Could you return every line of the records below that contains the word "신선해요"?

━━━━━ Record excerpts ━━━━━

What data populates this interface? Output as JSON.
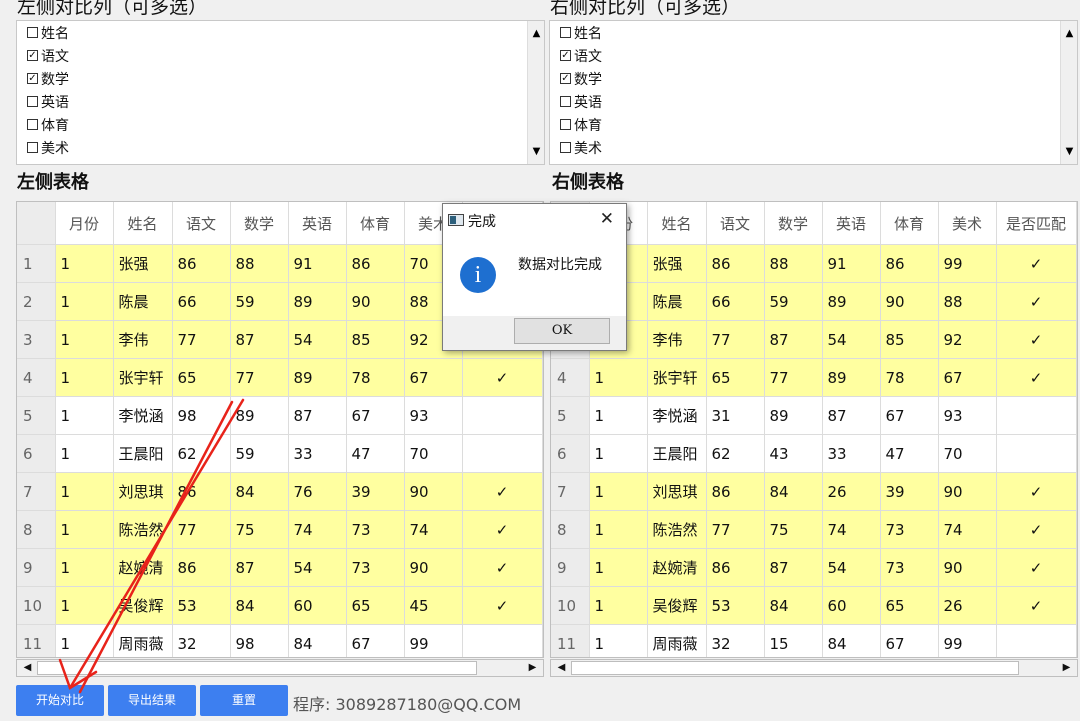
{
  "left_panel": {
    "title": "左侧对比列（可多选）",
    "options": [
      {
        "label": "姓名",
        "checked": false
      },
      {
        "label": "语文",
        "checked": true
      },
      {
        "label": "数学",
        "checked": true
      },
      {
        "label": "英语",
        "checked": false
      },
      {
        "label": "体育",
        "checked": false
      },
      {
        "label": "美术",
        "checked": false
      }
    ]
  },
  "right_panel": {
    "title": "右侧对比列（可多选）",
    "options": [
      {
        "label": "姓名",
        "checked": false
      },
      {
        "label": "语文",
        "checked": true
      },
      {
        "label": "数学",
        "checked": true
      },
      {
        "label": "英语",
        "checked": false
      },
      {
        "label": "体育",
        "checked": false
      },
      {
        "label": "美术",
        "checked": false
      }
    ]
  },
  "left_table": {
    "title": "左侧表格",
    "columns": [
      "月份",
      "姓名",
      "语文",
      "数学",
      "英语",
      "体育",
      "美术",
      ""
    ],
    "rows": [
      {
        "n": "1",
        "cells": [
          "1",
          "张强",
          "86",
          "88",
          "91",
          "86",
          "70",
          ""
        ],
        "hl": true
      },
      {
        "n": "2",
        "cells": [
          "1",
          "陈晨",
          "66",
          "59",
          "89",
          "90",
          "88",
          ""
        ],
        "hl": true
      },
      {
        "n": "3",
        "cells": [
          "1",
          "李伟",
          "77",
          "87",
          "54",
          "85",
          "92",
          ""
        ],
        "hl": true
      },
      {
        "n": "4",
        "cells": [
          "1",
          "张宇轩",
          "65",
          "77",
          "89",
          "78",
          "67",
          "✓"
        ],
        "hl": true
      },
      {
        "n": "5",
        "cells": [
          "1",
          "李悦涵",
          "98",
          "89",
          "87",
          "67",
          "93",
          ""
        ],
        "hl": false
      },
      {
        "n": "6",
        "cells": [
          "1",
          "王晨阳",
          "62",
          "59",
          "33",
          "47",
          "70",
          ""
        ],
        "hl": false
      },
      {
        "n": "7",
        "cells": [
          "1",
          "刘思琪",
          "86",
          "84",
          "76",
          "39",
          "90",
          "✓"
        ],
        "hl": true
      },
      {
        "n": "8",
        "cells": [
          "1",
          "陈浩然",
          "77",
          "75",
          "74",
          "73",
          "74",
          "✓"
        ],
        "hl": true
      },
      {
        "n": "9",
        "cells": [
          "1",
          "赵婉清",
          "86",
          "87",
          "54",
          "73",
          "90",
          "✓"
        ],
        "hl": true
      },
      {
        "n": "10",
        "cells": [
          "1",
          "吴俊辉",
          "53",
          "84",
          "60",
          "65",
          "45",
          "✓"
        ],
        "hl": true
      },
      {
        "n": "11",
        "cells": [
          "1",
          "周雨薇",
          "32",
          "98",
          "84",
          "67",
          "99",
          ""
        ],
        "hl": false
      }
    ]
  },
  "right_table": {
    "title": "右侧表格",
    "columns": [
      "月份",
      "姓名",
      "语文",
      "数学",
      "英语",
      "体育",
      "美术",
      "是否匹配"
    ],
    "rows": [
      {
        "n": "1",
        "cells": [
          "1",
          "张强",
          "86",
          "88",
          "91",
          "86",
          "99",
          "✓"
        ],
        "hl": true
      },
      {
        "n": "2",
        "cells": [
          "1",
          "陈晨",
          "66",
          "59",
          "89",
          "90",
          "88",
          "✓"
        ],
        "hl": true
      },
      {
        "n": "3",
        "cells": [
          "1",
          "李伟",
          "77",
          "87",
          "54",
          "85",
          "92",
          "✓"
        ],
        "hl": true
      },
      {
        "n": "4",
        "cells": [
          "1",
          "张宇轩",
          "65",
          "77",
          "89",
          "78",
          "67",
          "✓"
        ],
        "hl": true
      },
      {
        "n": "5",
        "cells": [
          "1",
          "李悦涵",
          "31",
          "89",
          "87",
          "67",
          "93",
          ""
        ],
        "hl": false
      },
      {
        "n": "6",
        "cells": [
          "1",
          "王晨阳",
          "62",
          "43",
          "33",
          "47",
          "70",
          ""
        ],
        "hl": false
      },
      {
        "n": "7",
        "cells": [
          "1",
          "刘思琪",
          "86",
          "84",
          "26",
          "39",
          "90",
          "✓"
        ],
        "hl": true
      },
      {
        "n": "8",
        "cells": [
          "1",
          "陈浩然",
          "77",
          "75",
          "74",
          "73",
          "74",
          "✓"
        ],
        "hl": true
      },
      {
        "n": "9",
        "cells": [
          "1",
          "赵婉清",
          "86",
          "87",
          "54",
          "73",
          "90",
          "✓"
        ],
        "hl": true
      },
      {
        "n": "10",
        "cells": [
          "1",
          "吴俊辉",
          "53",
          "84",
          "60",
          "65",
          "26",
          "✓"
        ],
        "hl": true
      },
      {
        "n": "11",
        "cells": [
          "1",
          "周雨薇",
          "32",
          "15",
          "84",
          "67",
          "99",
          ""
        ],
        "hl": false
      }
    ]
  },
  "dialog": {
    "title": "完成",
    "message": "数据对比完成",
    "ok_label": "OK",
    "close_glyph": "✕",
    "info_glyph": "i"
  },
  "buttons": {
    "start": "开始对比",
    "export": "导出结果",
    "reset": "重置"
  },
  "footer": {
    "credit": "程序: 3089287180@QQ.COM"
  },
  "colors": {
    "highlight": "#ffffa0",
    "button": "#3d7ff0",
    "annotation_arrow": "#e8231a",
    "info_icon": "#1e6fd0"
  },
  "icons": {
    "scroll_up": "▲",
    "scroll_down": "▼",
    "scroll_left": "◀",
    "scroll_right": "▶"
  }
}
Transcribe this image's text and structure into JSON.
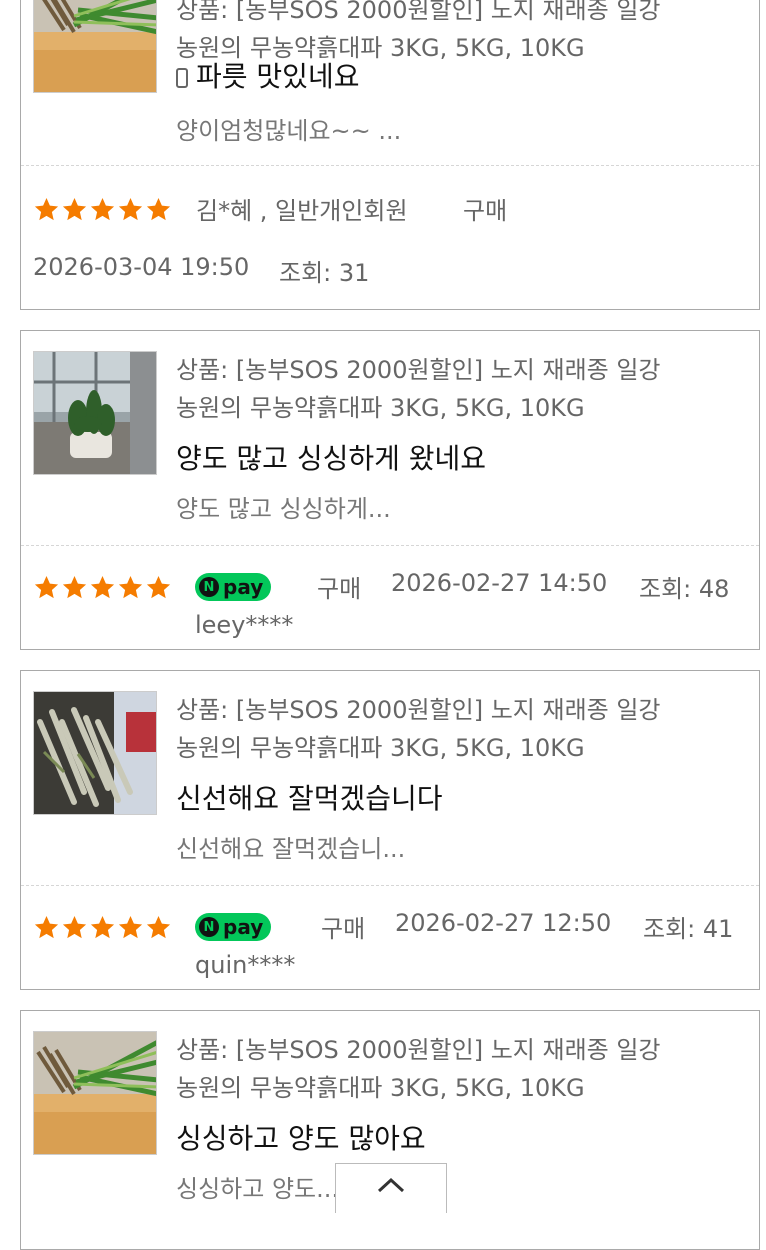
{
  "accent": {
    "star": "#f57c00",
    "npay": "#03c75a"
  },
  "reviews": [
    {
      "product_line1": "상품: [농부SOS 2000원할인] 노지 재래종 일강",
      "product_line2": "농원의 무농약흙대파 3KG, 5KG, 10KG",
      "title": "파릇 맛있네요",
      "preview": "양이엄청많네요~~ ...",
      "author": "김*혜 , 일반개인회원",
      "purchase": "구매",
      "date": "2026-03-04 19:50",
      "views": "조회: 31",
      "rating": 5,
      "mobile_icon": "mobile-phone-icon"
    },
    {
      "product_line1": "상품: [농부SOS 2000원할인] 노지 재래종 일강",
      "product_line2": "농원의 무농약흙대파 3KG, 5KG, 10KG",
      "title": "양도 많고 싱싱하게 왔네요",
      "preview": "양도 많고 싱싱하게...",
      "badge": "pay",
      "purchase": "구매",
      "date": "2026-02-27 14:50",
      "views": "조회: 48",
      "author": "leey****",
      "rating": 5
    },
    {
      "product_line1": "상품: [농부SOS 2000원할인] 노지 재래종 일강",
      "product_line2": "농원의 무농약흙대파 3KG, 5KG, 10KG",
      "title": "신선해요 잘먹겠습니다",
      "preview": "신선해요 잘먹겠습니...",
      "badge": "pay",
      "purchase": "구매",
      "date": "2026-02-27 12:50",
      "views": "조회: 41",
      "author": "quin****",
      "rating": 5
    },
    {
      "product_line1": "상품: [농부SOS 2000원할인] 노지 재래종 일강",
      "product_line2": "농원의 무농약흙대파 3KG, 5KG, 10KG",
      "title": "싱싱하고 양도 많아요",
      "preview": "싱싱하고 양도..."
    }
  ],
  "scroll_top_icon": "chevron-up-icon"
}
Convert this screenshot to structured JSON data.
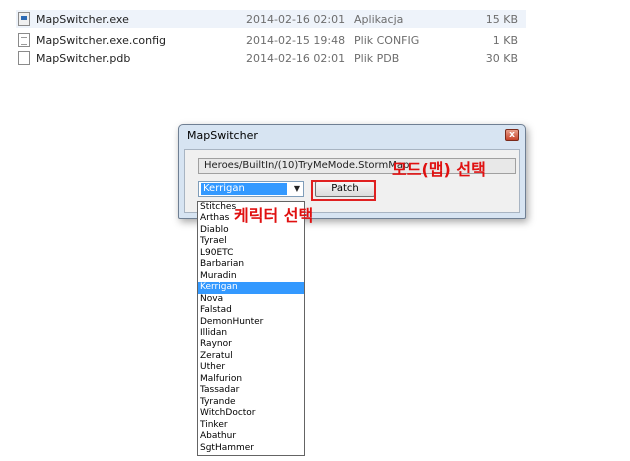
{
  "files": [
    {
      "name": "MapSwitcher.exe",
      "date": "2014-02-16 02:01",
      "type": "Aplikacja",
      "size": "15 KB",
      "icon": "exe-file-icon"
    },
    {
      "name": "MapSwitcher.exe.config",
      "date": "2014-02-15 19:48",
      "type": "Plik CONFIG",
      "size": "1 KB",
      "icon": "document-file-icon"
    },
    {
      "name": "MapSwitcher.pdb",
      "date": "2014-02-16 02:01",
      "type": "Plik PDB",
      "size": "30 KB",
      "icon": "blank-file-icon"
    }
  ],
  "dialog": {
    "title": "MapSwitcher",
    "close_label": "x",
    "map_path": "Heroes/BuiltIn/(10)TryMeMode.StormMap",
    "selected_character": "Kerrigan",
    "patch_label": "Patch"
  },
  "annotations": {
    "mode_select": "모드(맵) 선택",
    "character_select": "케릭터 선택"
  },
  "dropdown_items": [
    "Stitches",
    "Arthas",
    "Diablo",
    "Tyrael",
    "L90ETC",
    "Barbarian",
    "Muradin",
    "Kerrigan",
    "Nova",
    "Falstad",
    "DemonHunter",
    "Illidan",
    "Raynor",
    "Zeratul",
    "Uther",
    "Malfurion",
    "Tassadar",
    "Tyrande",
    "WitchDoctor",
    "Tinker",
    "Abathur",
    "SgtHammer"
  ],
  "dropdown_selected": "Kerrigan",
  "colors": {
    "selection": "#3399ff",
    "annotation": "#e01010"
  }
}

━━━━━

* _Your response_
      "title": "신선해요 잘먹겠습니다",
      "preview": "신선해요 잘먹겠습니...",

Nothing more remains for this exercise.